When a particular requested domain is over its hourly budget (case 3 above), CoralCDN proxies respond with 403 Forbidden messages. If instead the proxy is over its peak or steady-state limit calculated over all domains (cases 1 or 2 above), then the proxy redirects the client back to the origin site, and the proxy temporarily making itself unavailable for new client requests, which would be rejected anyway. (If clients are to be redirected back to the origin, a proxy appends the query-string
coral-no-serve on the location URL returned to the client. Origins that use redirection scripts with CoralCDN check for such a string prevent loops.) Although not the default, operators of some sites preferred this redirection home even if their particular domain was to blame. Domains can specify this type of control in a
X-Coral-Control response header (which we’ll discuss a bit later).
By applying these mechanisms, CoralCDN reduces its bandwidth consumption to manageable levels. While its demand sometimes exceeds 10TBs per day, its actual HTTP traffic remains steady at about 2TB per day after rejecting a significant number of requests. The scatter plot in the above figure shows the number of requests resulting in 403 responses per domain, most due to these admission control mechanisms. We see how variances in domains’ object sizes yield different rejection rates. The second-most popular domain mostly serves gifs smaller than 10KB and experiences a rejection rate of 3.3%. Yet the fractal videos of the third-most popular domain are typically 5MB in size, and it sees an 89% rejection rate. Ranking these domains instead by bandwidth served, the figure on the left plots the average hourly traffic that four proxies permitted each of the top-100 bandwidth consumers.
Note that this accounting mechanism is applied independently on each node. This brings up two interesting questions worth further consideration:

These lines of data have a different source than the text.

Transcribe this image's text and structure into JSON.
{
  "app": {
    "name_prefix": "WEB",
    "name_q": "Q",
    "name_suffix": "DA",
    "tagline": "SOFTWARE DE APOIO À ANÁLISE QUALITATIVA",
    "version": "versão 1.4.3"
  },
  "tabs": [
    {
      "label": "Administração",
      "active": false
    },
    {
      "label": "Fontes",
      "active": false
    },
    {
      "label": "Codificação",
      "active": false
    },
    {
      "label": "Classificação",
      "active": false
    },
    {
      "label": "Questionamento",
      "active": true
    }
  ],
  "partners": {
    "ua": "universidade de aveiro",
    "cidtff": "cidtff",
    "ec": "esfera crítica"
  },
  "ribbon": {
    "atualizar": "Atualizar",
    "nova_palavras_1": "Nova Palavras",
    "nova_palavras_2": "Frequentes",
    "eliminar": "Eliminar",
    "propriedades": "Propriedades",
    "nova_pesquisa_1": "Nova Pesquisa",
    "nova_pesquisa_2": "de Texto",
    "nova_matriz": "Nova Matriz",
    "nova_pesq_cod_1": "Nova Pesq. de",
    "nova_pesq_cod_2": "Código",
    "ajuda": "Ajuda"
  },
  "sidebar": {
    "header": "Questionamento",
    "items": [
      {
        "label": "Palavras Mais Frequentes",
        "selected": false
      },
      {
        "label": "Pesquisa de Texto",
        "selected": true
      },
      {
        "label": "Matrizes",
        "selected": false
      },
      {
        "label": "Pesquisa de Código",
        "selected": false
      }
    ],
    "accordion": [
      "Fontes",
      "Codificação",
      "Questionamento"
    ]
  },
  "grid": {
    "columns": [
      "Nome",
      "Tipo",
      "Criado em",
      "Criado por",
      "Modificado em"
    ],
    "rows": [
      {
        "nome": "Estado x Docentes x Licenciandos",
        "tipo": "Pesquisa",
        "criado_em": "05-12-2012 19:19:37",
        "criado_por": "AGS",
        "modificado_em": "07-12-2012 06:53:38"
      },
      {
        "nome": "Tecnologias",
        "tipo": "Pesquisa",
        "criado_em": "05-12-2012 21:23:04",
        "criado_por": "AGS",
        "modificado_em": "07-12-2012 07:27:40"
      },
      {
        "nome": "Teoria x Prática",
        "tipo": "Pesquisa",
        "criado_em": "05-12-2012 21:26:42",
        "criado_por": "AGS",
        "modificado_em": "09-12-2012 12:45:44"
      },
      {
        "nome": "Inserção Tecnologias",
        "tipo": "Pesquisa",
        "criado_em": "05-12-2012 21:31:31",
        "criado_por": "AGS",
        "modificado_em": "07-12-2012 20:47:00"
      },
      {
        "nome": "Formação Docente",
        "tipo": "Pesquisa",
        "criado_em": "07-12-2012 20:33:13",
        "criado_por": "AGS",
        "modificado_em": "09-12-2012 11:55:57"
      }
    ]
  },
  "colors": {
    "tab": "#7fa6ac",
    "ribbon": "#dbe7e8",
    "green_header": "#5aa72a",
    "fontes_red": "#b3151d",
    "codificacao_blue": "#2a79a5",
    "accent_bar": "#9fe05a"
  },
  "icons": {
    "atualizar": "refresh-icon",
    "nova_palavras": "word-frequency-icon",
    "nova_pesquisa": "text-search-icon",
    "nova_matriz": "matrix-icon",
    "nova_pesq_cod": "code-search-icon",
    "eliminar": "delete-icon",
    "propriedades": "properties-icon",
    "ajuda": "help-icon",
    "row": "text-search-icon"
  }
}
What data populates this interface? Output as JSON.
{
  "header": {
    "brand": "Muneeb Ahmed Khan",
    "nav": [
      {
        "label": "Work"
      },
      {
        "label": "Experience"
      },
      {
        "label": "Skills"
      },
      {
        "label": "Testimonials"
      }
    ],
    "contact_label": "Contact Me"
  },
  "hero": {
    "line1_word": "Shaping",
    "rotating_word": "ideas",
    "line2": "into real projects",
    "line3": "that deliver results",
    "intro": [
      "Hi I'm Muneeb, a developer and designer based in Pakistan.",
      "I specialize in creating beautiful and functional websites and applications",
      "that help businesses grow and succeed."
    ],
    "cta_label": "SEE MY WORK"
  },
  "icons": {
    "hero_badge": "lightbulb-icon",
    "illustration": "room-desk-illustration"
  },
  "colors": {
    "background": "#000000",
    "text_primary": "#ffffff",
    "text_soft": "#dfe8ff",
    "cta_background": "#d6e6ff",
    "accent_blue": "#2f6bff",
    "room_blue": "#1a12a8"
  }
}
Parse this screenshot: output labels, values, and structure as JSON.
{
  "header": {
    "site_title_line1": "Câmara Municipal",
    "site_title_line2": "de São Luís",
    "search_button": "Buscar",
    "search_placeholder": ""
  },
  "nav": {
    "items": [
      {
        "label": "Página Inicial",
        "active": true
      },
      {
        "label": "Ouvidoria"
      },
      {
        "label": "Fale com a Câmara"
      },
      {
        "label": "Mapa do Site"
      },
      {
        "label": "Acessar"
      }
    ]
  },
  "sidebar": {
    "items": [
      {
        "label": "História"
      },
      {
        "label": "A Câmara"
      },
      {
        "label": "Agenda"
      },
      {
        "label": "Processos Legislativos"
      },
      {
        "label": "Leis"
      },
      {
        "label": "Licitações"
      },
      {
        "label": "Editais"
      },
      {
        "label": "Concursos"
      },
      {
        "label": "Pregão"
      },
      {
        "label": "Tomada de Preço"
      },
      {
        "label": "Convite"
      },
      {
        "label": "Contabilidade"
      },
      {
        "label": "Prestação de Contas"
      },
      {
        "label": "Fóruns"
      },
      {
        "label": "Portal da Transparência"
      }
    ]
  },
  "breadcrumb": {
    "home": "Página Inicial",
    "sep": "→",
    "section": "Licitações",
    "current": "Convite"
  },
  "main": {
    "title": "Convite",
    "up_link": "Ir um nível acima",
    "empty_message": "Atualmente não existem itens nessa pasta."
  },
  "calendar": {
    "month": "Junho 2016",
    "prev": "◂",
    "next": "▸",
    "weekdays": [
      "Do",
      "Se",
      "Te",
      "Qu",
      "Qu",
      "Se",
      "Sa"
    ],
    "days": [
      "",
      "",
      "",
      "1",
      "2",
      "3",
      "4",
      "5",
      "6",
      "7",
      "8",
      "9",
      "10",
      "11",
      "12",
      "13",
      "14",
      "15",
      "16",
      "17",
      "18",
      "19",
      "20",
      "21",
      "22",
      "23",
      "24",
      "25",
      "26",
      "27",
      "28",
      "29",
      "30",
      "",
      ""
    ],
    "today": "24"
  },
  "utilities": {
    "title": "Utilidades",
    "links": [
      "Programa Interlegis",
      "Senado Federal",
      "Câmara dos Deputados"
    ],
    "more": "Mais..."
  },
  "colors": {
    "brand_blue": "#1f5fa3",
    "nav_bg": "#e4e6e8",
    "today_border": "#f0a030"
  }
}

- Would the system behave differently if its accounting shared information between nodes? One potential result from not sharing information is penalizing content with local interest (that is, files that may be of interest only to more regional Internet populations). For if a system’s server-selection mechanisms actually redirect clients to more localized proxies, then most users from a particular region might only see a smaller subset of the total number of servers. On the other hand, if our goal is more to prevent the total bandwidth hogs, rather than provide any strict notion of fairness, does this problem arise significantly in practice?
- From a more research perspective, how can one efficiently perform (approximate) accounting across the entire network, yet do so without centralization and in a bandwidth-efficient manner. Work in SIGCOMM ’07 called Cloud Control with Distributed Rate Limiting considered a similar problem, but effectively shared O(kN) information across the system via gossiping (where k is the number of domains we’re monitoring and N the number of nodes). Can we provide accurate/precise rate limiting with o(kN) communication complexity? If anybody has any pointers to effective algorithms here, please leave a comment. It feels like the sensor network community probably has addressed this problem at some point when aggregating and collecting information.
In the next post, we’ll ask whether a hosting platform need bother provide any special interfaces or information to support such accounting.